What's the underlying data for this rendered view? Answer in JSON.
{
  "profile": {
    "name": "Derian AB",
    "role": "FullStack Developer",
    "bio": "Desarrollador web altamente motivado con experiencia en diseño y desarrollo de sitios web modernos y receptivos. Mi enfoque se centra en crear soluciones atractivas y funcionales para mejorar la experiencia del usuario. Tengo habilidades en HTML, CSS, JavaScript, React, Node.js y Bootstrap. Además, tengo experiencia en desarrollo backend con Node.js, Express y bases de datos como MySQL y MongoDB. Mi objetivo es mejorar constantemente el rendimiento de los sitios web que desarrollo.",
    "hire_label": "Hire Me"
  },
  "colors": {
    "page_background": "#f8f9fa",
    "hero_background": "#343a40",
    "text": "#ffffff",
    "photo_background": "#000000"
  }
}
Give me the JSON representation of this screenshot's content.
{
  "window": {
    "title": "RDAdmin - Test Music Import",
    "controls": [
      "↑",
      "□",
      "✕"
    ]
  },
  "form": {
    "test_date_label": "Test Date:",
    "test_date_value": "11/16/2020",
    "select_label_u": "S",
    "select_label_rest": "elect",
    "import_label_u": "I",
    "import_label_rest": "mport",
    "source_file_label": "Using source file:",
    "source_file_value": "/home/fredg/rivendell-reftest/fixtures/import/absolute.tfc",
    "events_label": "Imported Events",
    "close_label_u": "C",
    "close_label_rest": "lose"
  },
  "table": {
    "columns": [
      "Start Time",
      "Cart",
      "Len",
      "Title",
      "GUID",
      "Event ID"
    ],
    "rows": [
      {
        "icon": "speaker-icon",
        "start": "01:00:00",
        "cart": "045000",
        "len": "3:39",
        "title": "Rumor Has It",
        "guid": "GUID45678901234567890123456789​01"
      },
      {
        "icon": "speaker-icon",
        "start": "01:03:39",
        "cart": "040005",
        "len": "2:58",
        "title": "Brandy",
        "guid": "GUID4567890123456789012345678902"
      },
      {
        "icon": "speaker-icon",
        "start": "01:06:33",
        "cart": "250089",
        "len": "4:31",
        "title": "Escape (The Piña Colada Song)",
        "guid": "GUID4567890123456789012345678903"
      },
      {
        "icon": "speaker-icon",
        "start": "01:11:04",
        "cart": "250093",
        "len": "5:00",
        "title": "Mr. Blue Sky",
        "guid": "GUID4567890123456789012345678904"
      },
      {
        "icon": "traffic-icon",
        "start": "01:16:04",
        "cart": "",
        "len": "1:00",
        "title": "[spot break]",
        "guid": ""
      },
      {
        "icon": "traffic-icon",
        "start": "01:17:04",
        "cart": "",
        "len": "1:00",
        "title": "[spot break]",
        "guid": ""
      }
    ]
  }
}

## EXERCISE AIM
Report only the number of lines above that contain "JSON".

## RESPONSE TO THIS TASK
2